Work instructions
Output the entries word for word. Omit images.

Stored records
- - - - - - -
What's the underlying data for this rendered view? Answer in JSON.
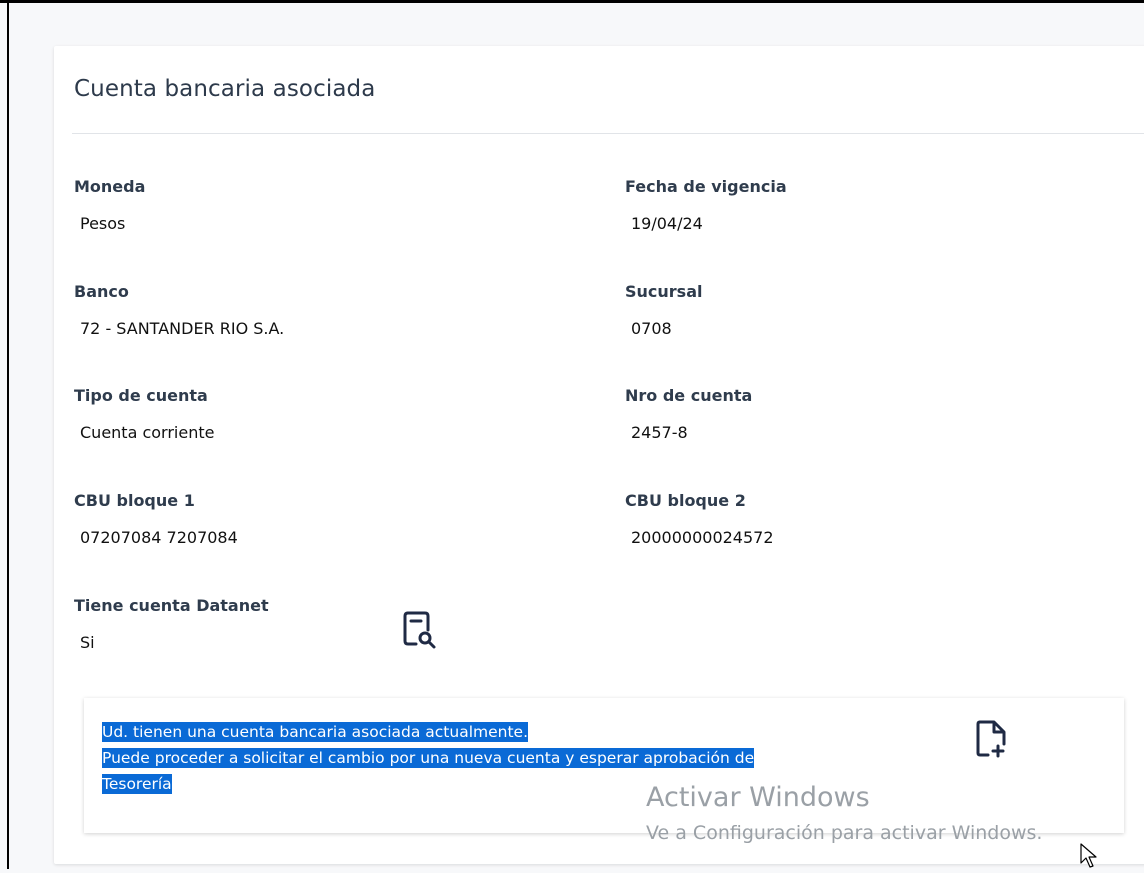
{
  "card": {
    "title": "Cuenta bancaria asociada"
  },
  "fields": {
    "moneda": {
      "label": "Moneda",
      "value": "Pesos"
    },
    "fecha_vigencia": {
      "label": "Fecha de vigencia",
      "value": "19/04/24"
    },
    "banco": {
      "label": "Banco",
      "value": "72 - SANTANDER RIO S.A."
    },
    "sucursal": {
      "label": "Sucursal",
      "value": "0708"
    },
    "tipo_cuenta": {
      "label": "Tipo de cuenta",
      "value": "Cuenta corriente"
    },
    "nro_cuenta": {
      "label": "Nro de cuenta",
      "value": "2457-8"
    },
    "cbu_bloque_1": {
      "label": "CBU bloque 1",
      "value": "07207084 7207084"
    },
    "cbu_bloque_2": {
      "label": "CBU bloque 2",
      "value": "20000000024572"
    },
    "datanet": {
      "label": "Tiene cuenta Datanet",
      "value": "Si"
    }
  },
  "info": {
    "line1": "Ud. tienen una cuenta bancaria asociada actualmente.",
    "line2": "Puede proceder a solicitar el cambio por una nueva cuenta y esperar aprobación de",
    "line3": "Tesorería"
  },
  "icons": {
    "view_document": "document-search-icon",
    "new_document": "document-add-icon"
  },
  "watermark": {
    "title": "Activar Windows",
    "subtitle": "Ve a Configuración para activar Windows."
  },
  "colors": {
    "selection": "#0a6ad6",
    "label": "#2f3c4d",
    "icon": "#1f2a44"
  }
}
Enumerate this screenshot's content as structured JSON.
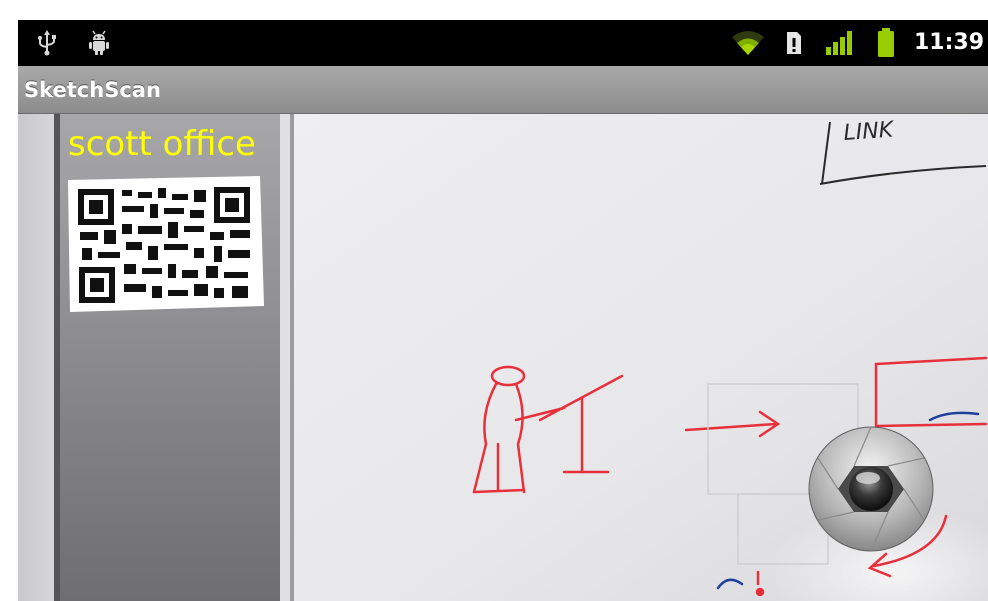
{
  "status_bar": {
    "time": "11:39",
    "icons": [
      "usb-icon",
      "android-debug-icon",
      "wifi-icon",
      "sim-card-icon",
      "signal-strength-icon",
      "battery-icon"
    ],
    "accent_color": "#99cc00"
  },
  "app_bar": {
    "title": "SketchScan"
  },
  "camera": {
    "overlay_label": "scott office",
    "overlay_label_color": "#ffff00",
    "whiteboard_text": "LINK",
    "shutter_button": "shutter-button"
  }
}
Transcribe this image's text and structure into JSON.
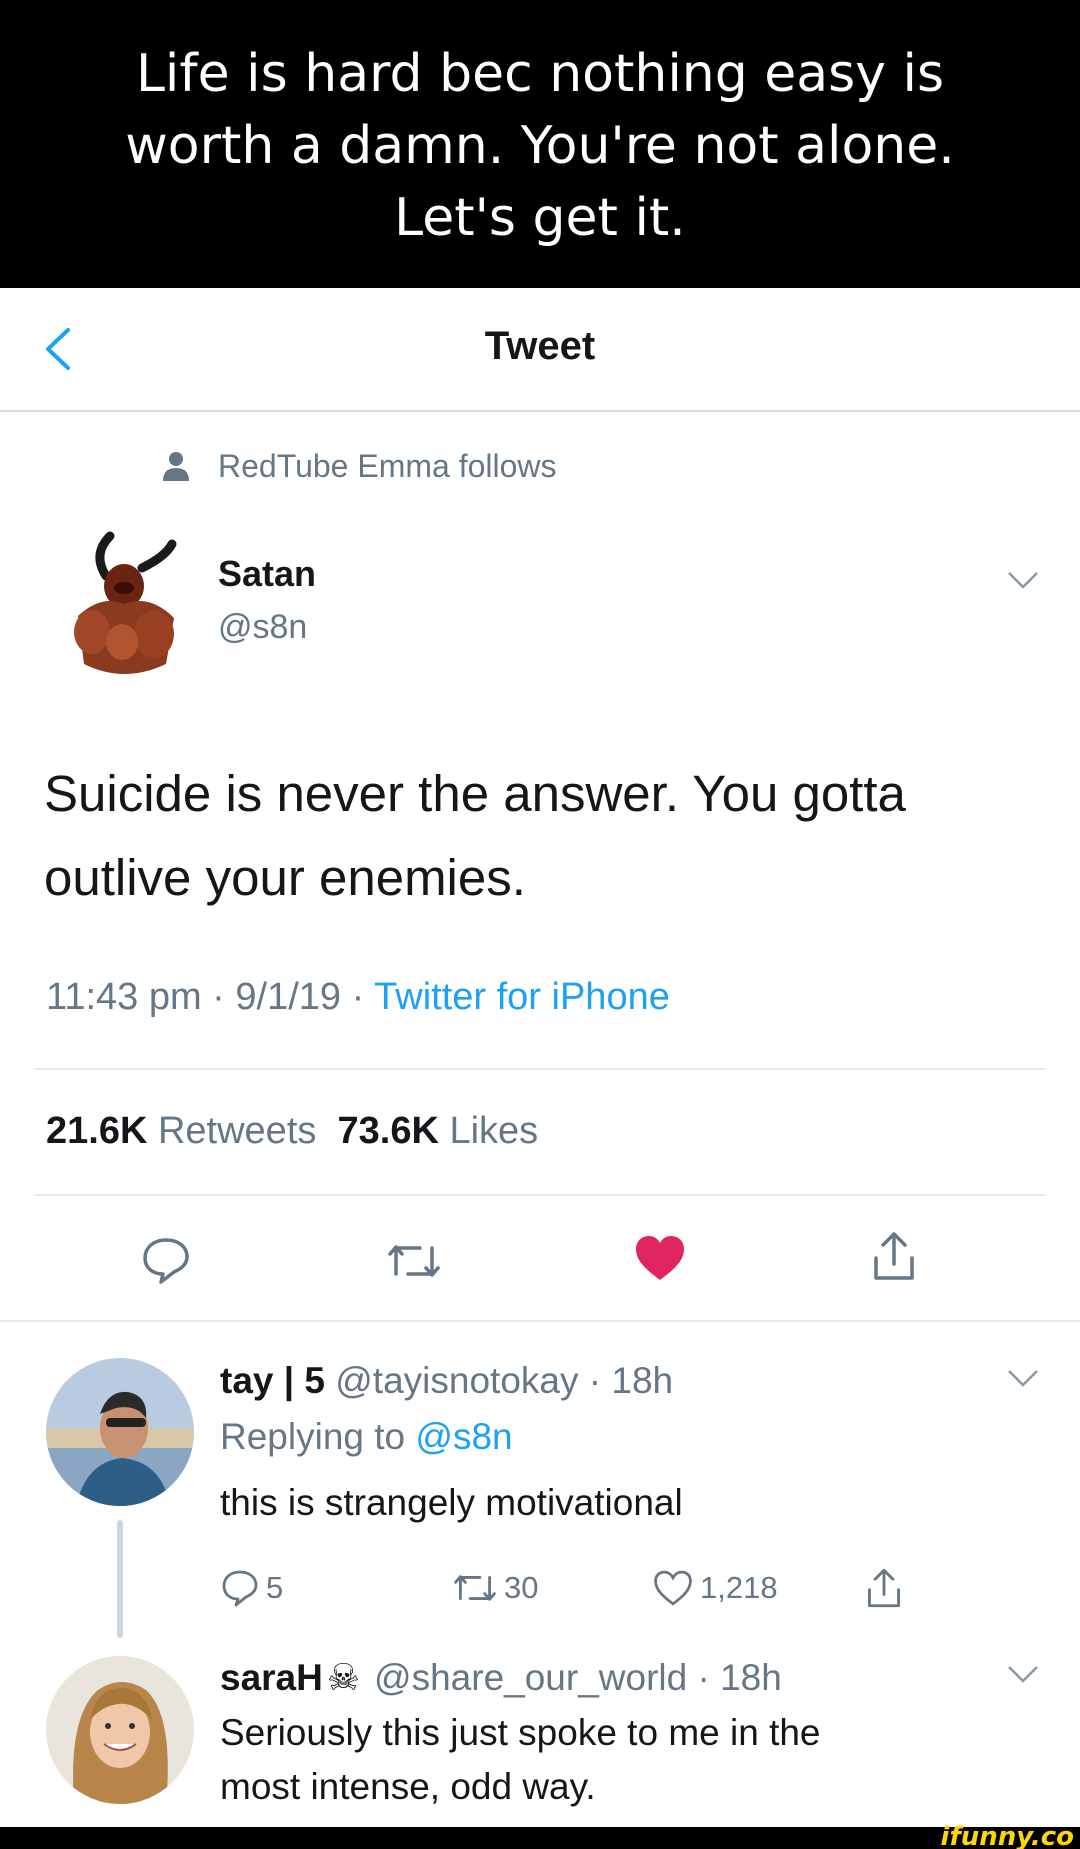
{
  "caption": {
    "line1": "Life is hard bec nothing easy is",
    "line2": "worth a damn. You're not alone.",
    "line3": "Let's get it."
  },
  "header": {
    "title": "Tweet"
  },
  "social_context": "RedTube Emma follows",
  "tweet": {
    "author_name": "Satan",
    "author_handle": "@s8n",
    "text": "Suicide is never the answer. You gotta outlive your enemies.",
    "time": "11:43 pm",
    "date": "9/1/19",
    "source": "Twitter for iPhone",
    "separator": " · ",
    "retweets_count": "21.6K",
    "retweets_label": "Retweets",
    "likes_count": "73.6K",
    "likes_label": "Likes"
  },
  "replies": [
    {
      "name": "tay | 5",
      "handle": "@tayisnotokay",
      "age": "18h",
      "replying_prefix": "Replying to",
      "replying_to": "@s8n",
      "text": "this is strangely motivational",
      "reply_count": "5",
      "retweet_count": "30",
      "like_count": "1,218"
    },
    {
      "name": "saraH",
      "handle": "@share_our_world",
      "age": "18h",
      "text_line1": "Seriously this just spoke to me in the",
      "text_line2": "most intense, odd way."
    }
  ],
  "watermark": "ifunny.co",
  "colors": {
    "accent": "#1da1f2",
    "like": "#e0245e",
    "secondary_text": "#657786"
  }
}
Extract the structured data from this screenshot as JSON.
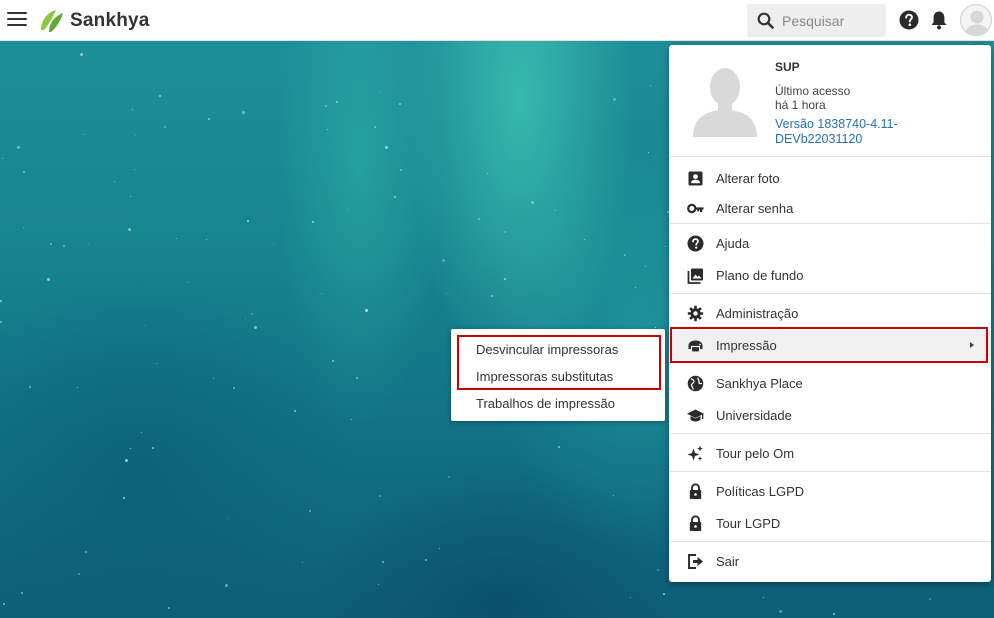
{
  "app": {
    "brand": "Sankhya",
    "brand_color": "#7cbf3b"
  },
  "search": {
    "placeholder": "Pesquisar"
  },
  "topbar_icons": [
    "menu-icon",
    "search-icon",
    "help-icon",
    "bell-icon",
    "avatar"
  ],
  "profile": {
    "user": "SUP",
    "last_access": "Último acesso",
    "last_access_when": "há 1 hora",
    "version_line1": "Versão 1838740-4.11-",
    "version_line2": "DEVb22031120"
  },
  "menu": {
    "items": [
      {
        "label": "Alterar foto",
        "icon": "contact-card-icon"
      },
      {
        "label": "Alterar senha",
        "icon": "key-icon"
      },
      {
        "label": "Ajuda",
        "icon": "help-icon"
      },
      {
        "label": "Plano de fundo",
        "icon": "image-icon"
      },
      {
        "label": "Administração",
        "icon": "gear-icon"
      },
      {
        "label": "Impressão",
        "icon": "printer-icon",
        "has_submenu": true,
        "highlighted": true
      },
      {
        "label": "Sankhya Place",
        "icon": "globe-icon"
      },
      {
        "label": "Universidade",
        "icon": "graduation-cap-icon"
      },
      {
        "label": "Tour pelo Om",
        "icon": "sparkle-icon"
      },
      {
        "label": "Políticas LGPD",
        "icon": "lock-icon"
      },
      {
        "label": "Tour LGPD",
        "icon": "lock-icon"
      },
      {
        "label": "Sair",
        "icon": "logout-icon"
      }
    ]
  },
  "submenu": {
    "items": [
      {
        "label": "Desvincular impressoras",
        "highlighted": true
      },
      {
        "label": "Impressoras substitutas",
        "highlighted": true
      },
      {
        "label": "Trabalhos de impressão"
      }
    ]
  },
  "colors": {
    "highlight": "#cc0000",
    "link": "#2770b3",
    "icon": "#2b2b2b"
  }
}
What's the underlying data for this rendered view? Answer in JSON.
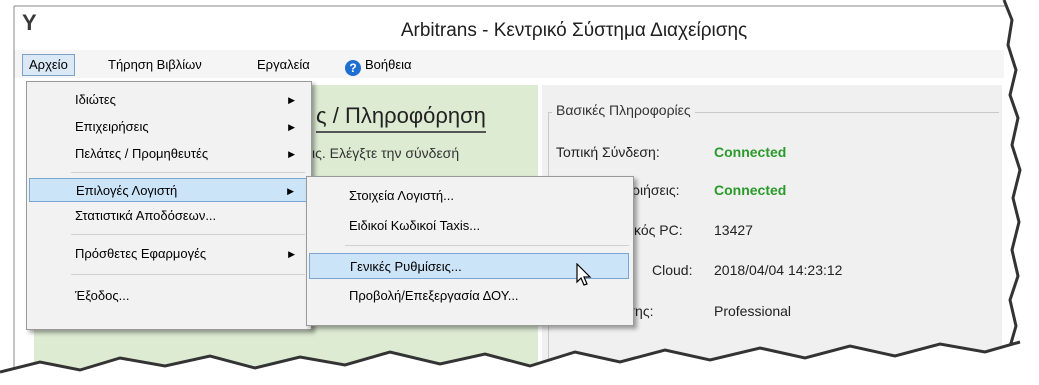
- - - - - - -
Response
What's the underlying data for this rendered view? Answer in JSON.
{
  "card": {
    "title": "Cuenta bancaria asociada"
  },
  "fields": {
    "moneda": {
      "label": "Moneda",
      "value": "Pesos"
    },
    "fecha_vigencia": {
      "label": "Fecha de vigencia",
      "value": "19/04/24"
    },
    "banco": {
      "label": "Banco",
      "value": "72 - SANTANDER RIO S.A."
    },
    "sucursal": {
      "label": "Sucursal",
      "value": "0708"
    },
    "tipo_cuenta": {
      "label": "Tipo de cuenta",
      "value": "Cuenta corriente"
    },
    "nro_cuenta": {
      "label": "Nro de cuenta",
      "value": "2457-8"
    },
    "cbu_bloque_1": {
      "label": "CBU bloque 1",
      "value": "07207084 7207084"
    },
    "cbu_bloque_2": {
      "label": "CBU bloque 2",
      "value": "20000000024572"
    },
    "datanet": {
      "label": "Tiene cuenta Datanet",
      "value": "Si"
    }
  },
  "info": {
    "line1": "Ud. tienen una cuenta bancaria asociada actualmente.",
    "line2": "Puede proceder a solicitar el cambio por una nueva cuenta y esperar aprobación de",
    "line3": "Tesorería"
  },
  "icons": {
    "view_document": "document-search-icon",
    "new_document": "document-add-icon"
  },
  "watermark": {
    "title": "Activar Windows",
    "subtitle": "Ve a Configuración para activar Windows."
  },
  "colors": {
    "selection": "#0a6ad6",
    "label": "#2f3c4d",
    "icon": "#1f2a44"
  }
}
Enumerate this screenshot's content as structured JSON.
{
  "status_bar": {
    "time": "11:39",
    "icons": [
      "usb-icon",
      "android-debug-icon",
      "wifi-icon",
      "sim-card-icon",
      "signal-strength-icon",
      "battery-icon"
    ],
    "accent_color": "#99cc00"
  },
  "app_bar": {
    "title": "SketchScan"
  },
  "camera": {
    "overlay_label": "scott office",
    "overlay_label_color": "#ffff00",
    "whiteboard_text": "LINK",
    "shutter_button": "shutter-button"
  }
}
Transcribe this image's text and structure into JSON.
{
  "caption": {
    "line1": "Life is hard bec nothing easy is",
    "line2": "worth a damn. You're not alone.",
    "line3": "Let's get it."
  },
  "header": {
    "title": "Tweet"
  },
  "social_context": "RedTube Emma follows",
  "tweet": {
    "author_name": "Satan",
    "author_handle": "@s8n",
    "text": "Suicide is never the answer. You gotta outlive your enemies.",
    "time": "11:43 pm",
    "date": "9/1/19",
    "source": "Twitter for iPhone",
    "separator": " · ",
    "retweets_count": "21.6K",
    "retweets_label": "Retweets",
    "likes_count": "73.6K",
    "likes_label": "Likes"
  },
  "replies": [
    {
      "name": "tay | 5",
      "handle": "@tayisnotokay",
      "age": "18h",
      "replying_prefix": "Replying to",
      "replying_to": "@s8n",
      "text": "this is strangely motivational",
      "reply_count": "5",
      "retweet_count": "30",
      "like_count": "1,218"
    },
    {
      "name": "saraH",
      "handle": "@share_our_world",
      "age": "18h",
      "text_line1": "Seriously this just spoke to me in the",
      "text_line2": "most intense, odd way."
    }
  ],
  "watermark": "ifunny.co",
  "colors": {
    "accent": "#1da1f2",
    "like": "#e0245e",
    "secondary_text": "#657786"
  }
}
Extract the structured data from this screenshot as JSON.
{
  "app": {
    "brand": "Sankhya",
    "brand_color": "#7cbf3b"
  },
  "search": {
    "placeholder": "Pesquisar"
  },
  "topbar_icons": [
    "menu-icon",
    "search-icon",
    "help-icon",
    "bell-icon",
    "avatar"
  ],
  "profile": {
    "user": "SUP",
    "last_access": "Último acesso",
    "last_access_when": "há 1 hora",
    "version_line1": "Versão 1838740-4.11-",
    "version_line2": "DEVb22031120"
  },
  "menu": {
    "items": [
      {
        "label": "Alterar foto",
        "icon": "contact-card-icon"
      },
      {
        "label": "Alterar senha",
        "icon": "key-icon"
      },
      {
        "label": "Ajuda",
        "icon": "help-icon"
      },
      {
        "label": "Plano de fundo",
        "icon": "image-icon"
      },
      {
        "label": "Administração",
        "icon": "gear-icon"
      },
      {
        "label": "Impressão",
        "icon": "printer-icon",
        "has_submenu": true,
        "highlighted": true
      },
      {
        "label": "Sankhya Place",
        "icon": "globe-icon"
      },
      {
        "label": "Universidade",
        "icon": "graduation-cap-icon"
      },
      {
        "label": "Tour pelo Om",
        "icon": "sparkle-icon"
      },
      {
        "label": "Políticas LGPD",
        "icon": "lock-icon"
      },
      {
        "label": "Tour LGPD",
        "icon": "lock-icon"
      },
      {
        "label": "Sair",
        "icon": "logout-icon"
      }
    ]
  },
  "submenu": {
    "items": [
      {
        "label": "Desvincular impressoras",
        "highlighted": true
      },
      {
        "label": "Impressoras substitutas",
        "highlighted": true
      },
      {
        "label": "Trabalhos de impressão"
      }
    ]
  },
  "colors": {
    "highlight": "#cc0000",
    "link": "#2770b3",
    "icon": "#2b2b2b"
  }
}
What's the underlying data for this rendered view? Answer in JSON.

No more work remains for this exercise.